“Now, we don’t even have to stop them a lot of times, ‘cause they know already we’re going to stop them,” said Rodriguez.
One of her main tasks while on duty, Rodriguez explained, is to regulate the passage of cars traveling southbound on Varick Street that are en route to the Holland Tunnel.
“When the [traffic] light changes, those cars are turning [right onto Varick Street] regardless of people crossing the street,” said Rodriguez. “So my job is to stop the cars completely and let the pedestrians cross.”
Rodriguez also prevents cars traveling on one of Varick’s three eastern lanes to cut into the line of traffic headed toward the tunnel. To keep the “creepers,” as Rodriguez calls them, from causing accidents, she motions them to continue along Varick Street.
“People come with all types of excuses [to get to the tunnel as quickly as possible],” said Rodriguez. “My favorite is, ‘I have to make it to the airport in 15 minutes,’ and I think, ‘you couldn’t get to the airport anyway, then!’”
Nine times out of ten, the drivers obey Rodriguez and head to the next intersection without giving her a hard time. On occasion, however, an angry driver curses at her — to which she replies, “Have a good day.”
“I just let them vent,” Rodriguez said. “As a former detective, nothing you can possibly tell me is going to faze me.”
As for the regulars, Rodriguez has become a familiar, welcome face in the neighborhood. Drivers who regularly pass by the intersection purposely switch lanes to strike up a conversation with Rodriguez as they wait at the light.

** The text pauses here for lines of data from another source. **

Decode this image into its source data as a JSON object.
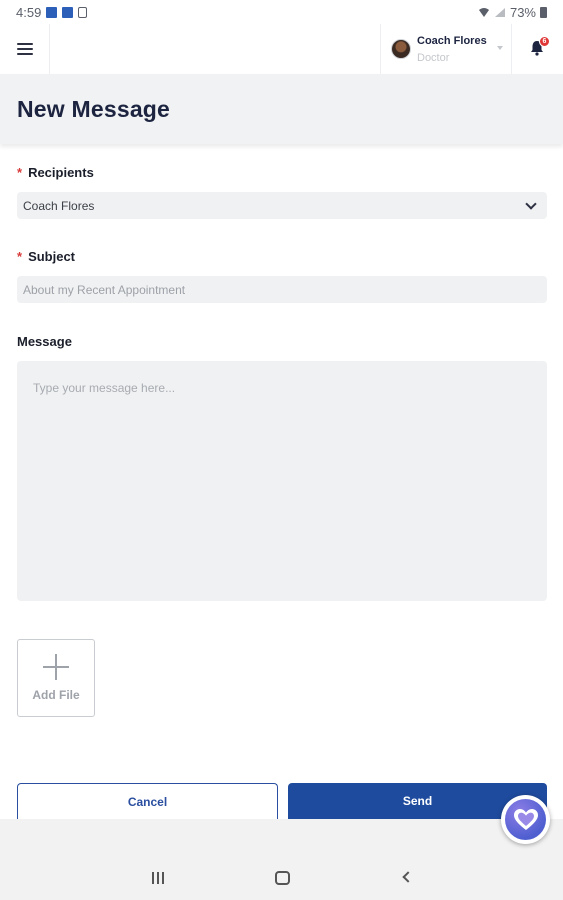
{
  "status_bar": {
    "time": "4:59",
    "battery": "73%",
    "icons": [
      "app-notification-icon",
      "app-notification-icon",
      "sim-icon",
      "wifi-icon",
      "signal-icon",
      "battery-icon"
    ]
  },
  "header": {
    "menu_icon": "hamburger-menu-icon",
    "user_name": "Coach Flores",
    "user_role": "Doctor",
    "notification_count": "6",
    "notification_icon": "bell-icon"
  },
  "page": {
    "title": "New Message"
  },
  "form": {
    "recipients": {
      "label": "Recipients",
      "required_mark": "*",
      "selected": "Coach Flores"
    },
    "subject": {
      "label": "Subject",
      "required_mark": "*",
      "placeholder": "About my Recent Appointment"
    },
    "message": {
      "label": "Message",
      "placeholder": "Type your message here..."
    },
    "add_file_label": "Add File"
  },
  "actions": {
    "cancel_label": "Cancel",
    "send_label": "Send"
  },
  "colors": {
    "primary": "#1f4b9e",
    "title_text": "#1c2440",
    "required": "#d83a3a",
    "field_bg": "#f0f1f2",
    "badge": "#e03737"
  },
  "floating_button": {
    "icon": "heart-icon"
  },
  "nav_bar": {
    "icons": [
      "recent-apps-icon",
      "home-icon",
      "back-icon"
    ]
  }
}
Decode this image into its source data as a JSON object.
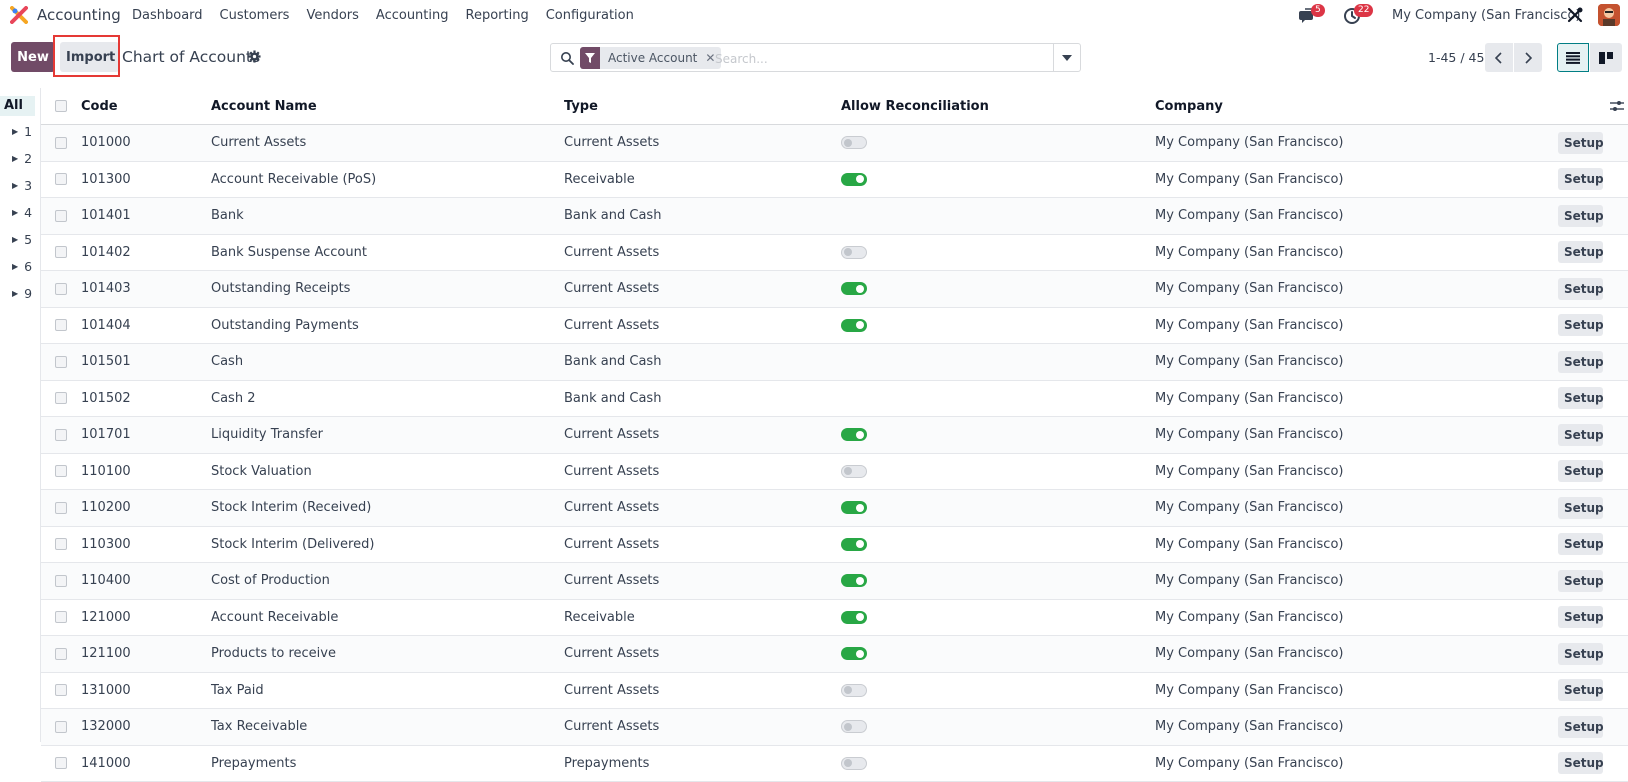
{
  "navbar": {
    "app_name": "Accounting",
    "menu": [
      "Dashboard",
      "Customers",
      "Vendors",
      "Accounting",
      "Reporting",
      "Configuration"
    ],
    "chat_badge": "5",
    "activity_badge": "22",
    "company": "My Company (San Francisco)"
  },
  "control": {
    "new_label": "New",
    "import_label": "Import",
    "title": "Chart of Accounts",
    "facet_label": "Active Account",
    "search_placeholder": "Search...",
    "pager": "1-45 / 45"
  },
  "side_panel": {
    "all_label": "All",
    "groups": [
      "1",
      "2",
      "3",
      "4",
      "5",
      "6",
      "9"
    ]
  },
  "table": {
    "headers": {
      "code": "Code",
      "name": "Account Name",
      "type": "Type",
      "reconcile": "Allow Reconciliation",
      "company": "Company"
    },
    "setup_label": "Setup",
    "rows": [
      {
        "code": "101000",
        "name": "Current Assets",
        "type": "Current Assets",
        "reconcile": "off",
        "company": "My Company (San Francisco)"
      },
      {
        "code": "101300",
        "name": "Account Receivable (PoS)",
        "type": "Receivable",
        "reconcile": "on",
        "company": "My Company (San Francisco)"
      },
      {
        "code": "101401",
        "name": "Bank",
        "type": "Bank and Cash",
        "reconcile": "none",
        "company": "My Company (San Francisco)"
      },
      {
        "code": "101402",
        "name": "Bank Suspense Account",
        "type": "Current Assets",
        "reconcile": "off",
        "company": "My Company (San Francisco)"
      },
      {
        "code": "101403",
        "name": "Outstanding Receipts",
        "type": "Current Assets",
        "reconcile": "on",
        "company": "My Company (San Francisco)"
      },
      {
        "code": "101404",
        "name": "Outstanding Payments",
        "type": "Current Assets",
        "reconcile": "on",
        "company": "My Company (San Francisco)"
      },
      {
        "code": "101501",
        "name": "Cash",
        "type": "Bank and Cash",
        "reconcile": "none",
        "company": "My Company (San Francisco)"
      },
      {
        "code": "101502",
        "name": "Cash 2",
        "type": "Bank and Cash",
        "reconcile": "none",
        "company": "My Company (San Francisco)"
      },
      {
        "code": "101701",
        "name": "Liquidity Transfer",
        "type": "Current Assets",
        "reconcile": "on",
        "company": "My Company (San Francisco)"
      },
      {
        "code": "110100",
        "name": "Stock Valuation",
        "type": "Current Assets",
        "reconcile": "off",
        "company": "My Company (San Francisco)"
      },
      {
        "code": "110200",
        "name": "Stock Interim (Received)",
        "type": "Current Assets",
        "reconcile": "on",
        "company": "My Company (San Francisco)"
      },
      {
        "code": "110300",
        "name": "Stock Interim (Delivered)",
        "type": "Current Assets",
        "reconcile": "on",
        "company": "My Company (San Francisco)"
      },
      {
        "code": "110400",
        "name": "Cost of Production",
        "type": "Current Assets",
        "reconcile": "on",
        "company": "My Company (San Francisco)"
      },
      {
        "code": "121000",
        "name": "Account Receivable",
        "type": "Receivable",
        "reconcile": "on",
        "company": "My Company (San Francisco)"
      },
      {
        "code": "121100",
        "name": "Products to receive",
        "type": "Current Assets",
        "reconcile": "on",
        "company": "My Company (San Francisco)"
      },
      {
        "code": "131000",
        "name": "Tax Paid",
        "type": "Current Assets",
        "reconcile": "off",
        "company": "My Company (San Francisco)"
      },
      {
        "code": "132000",
        "name": "Tax Receivable",
        "type": "Current Assets",
        "reconcile": "off",
        "company": "My Company (San Francisco)"
      },
      {
        "code": "141000",
        "name": "Prepayments",
        "type": "Prepayments",
        "reconcile": "off",
        "company": "My Company (San Francisco)"
      }
    ]
  },
  "colors": {
    "brand": "#714b67",
    "toggle_on": "#28a745",
    "badge": "#dc3545",
    "highlight": "#e53935",
    "active_view": "#017e84"
  }
}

Some neighborhood pedestrians call her by her first name, including visitors of the nearby VISIONS/Services for the Blind and Visually Impaired (at 500 Greenwich St.), who Rodriguez pays special attention to as they traverse the road.
“I’ll come up to them and I’ll say, ‘I got you’ — I’ll loop their arm around mine, and we’ll cross,” said Rodriguez. “I don’t know how they did it on their own prior.”
Even the neighborhood dogs have begun to recognize her.
“When they see us, they pull on the leash, wanting to come in our direction,” said Rodriguez.
The experienced traffic manager will respond to brazen jaywalkers by letting them know that they’re crossing at their own risk. She tries her best, though, to have them stay put until it’s safe to cross the intersection.
“I try to hold them back, ‘cause otherwise everyone else will follow, and those people will end up getting hit,” said Rodriguez.
After her shift and “the madness is over,” Rodriguez heads home to spend some quality time with her wife and 16-year-old daughter.
“We have dinner and just sit down and chat about the day… that’s how we end our evening,” said Rodriguez. “Then we wake up early in the morning to start all over again.”